Start to finish, copy the data exactly.

Information shown Block Start

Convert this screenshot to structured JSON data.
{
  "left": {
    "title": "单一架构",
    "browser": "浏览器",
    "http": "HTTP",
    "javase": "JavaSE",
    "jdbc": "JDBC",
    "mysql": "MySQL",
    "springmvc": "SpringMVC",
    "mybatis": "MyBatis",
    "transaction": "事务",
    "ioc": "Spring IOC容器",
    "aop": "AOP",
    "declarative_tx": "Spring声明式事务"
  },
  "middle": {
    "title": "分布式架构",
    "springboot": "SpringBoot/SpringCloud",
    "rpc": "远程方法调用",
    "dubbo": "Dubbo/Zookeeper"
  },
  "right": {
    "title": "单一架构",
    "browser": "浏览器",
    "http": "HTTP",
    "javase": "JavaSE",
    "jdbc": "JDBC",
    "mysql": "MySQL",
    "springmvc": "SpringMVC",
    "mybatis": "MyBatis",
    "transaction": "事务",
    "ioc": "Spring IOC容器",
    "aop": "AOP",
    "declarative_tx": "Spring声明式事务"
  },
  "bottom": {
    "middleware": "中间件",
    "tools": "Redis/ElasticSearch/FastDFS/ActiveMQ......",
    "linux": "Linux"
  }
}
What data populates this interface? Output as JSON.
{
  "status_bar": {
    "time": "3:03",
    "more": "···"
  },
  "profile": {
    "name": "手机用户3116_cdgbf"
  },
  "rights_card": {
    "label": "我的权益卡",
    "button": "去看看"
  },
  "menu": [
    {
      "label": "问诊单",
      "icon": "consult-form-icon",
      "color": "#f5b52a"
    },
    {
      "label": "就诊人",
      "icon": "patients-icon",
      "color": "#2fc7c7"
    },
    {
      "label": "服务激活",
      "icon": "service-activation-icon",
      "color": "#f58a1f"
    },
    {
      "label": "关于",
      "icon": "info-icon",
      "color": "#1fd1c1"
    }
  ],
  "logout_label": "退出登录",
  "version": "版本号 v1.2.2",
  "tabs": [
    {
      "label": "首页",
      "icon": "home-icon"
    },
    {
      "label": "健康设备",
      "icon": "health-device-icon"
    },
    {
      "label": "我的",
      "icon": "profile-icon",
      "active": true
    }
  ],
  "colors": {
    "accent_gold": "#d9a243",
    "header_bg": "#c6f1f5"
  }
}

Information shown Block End

● **Task solution**
Convert this screenshot to structured JSON data.
{
  "left": {
    "title": "单一架构",
    "browser": "浏览器",
    "http": "HTTP",
    "javase": "JavaSE",
    "jdbc": "JDBC",
    "mysql": "MySQL",
    "springmvc": "SpringMVC",
    "mybatis": "MyBatis",
    "transaction": "事务",
    "ioc": "Spring IOC容器",
    "aop": "AOP",
    "declarative_tx": "Spring声明式事务"
  },
  "middle": {
    "title": "分布式架构",
    "springboot": "SpringBoot/SpringCloud",
    "rpc": "远程方法调用",
    "dubbo": "Dubbo/Zookeeper"
  },
  "right": {
    "title": "单一架构",
    "browser": "浏览器",
    "http": "HTTP",
    "javase": "JavaSE",
    "jdbc": "JDBC",
    "mysql": "MySQL",
    "springmvc": "SpringMVC",
    "mybatis": "MyBatis",
    "transaction": "事务",
    "ioc": "Spring IOC容器",
    "aop": "AOP",
    "declarative_tx": "Spring声明式事务"
  },
  "bottom": {
    "middleware": "中间件",
    "tools": "Redis/ElasticSearch/FastDFS/ActiveMQ......",
    "linux": "Linux"
  }
}
What data populates this interface? Output as JSON.
{
  "status_bar": {
    "time": "3:03",
    "more": "···"
  },
  "profile": {
    "name": "手机用户3116_cdgbf"
  },
  "rights_card": {
    "label": "我的权益卡",
    "button": "去看看"
  },
  "menu": [
    {
      "label": "问诊单",
      "icon": "consult-form-icon",
      "color": "#f5b52a"
    },
    {
      "label": "就诊人",
      "icon": "patients-icon",
      "color": "#2fc7c7"
    },
    {
      "label": "服务激活",
      "icon": "service-activation-icon",
      "color": "#f58a1f"
    },
    {
      "label": "关于",
      "icon": "info-icon",
      "color": "#1fd1c1"
    }
  ],
  "logout_label": "退出登录",
  "version": "版本号 v1.2.2",
  "tabs": [
    {
      "label": "首页",
      "icon": "home-icon"
    },
    {
      "label": "健康设备",
      "icon": "health-device-icon"
    },
    {
      "label": "我的",
      "icon": "profile-icon",
      "active": true
    }
  ],
  "colors": {
    "accent_gold": "#d9a243",
    "header_bg": "#c6f1f5"
  }
}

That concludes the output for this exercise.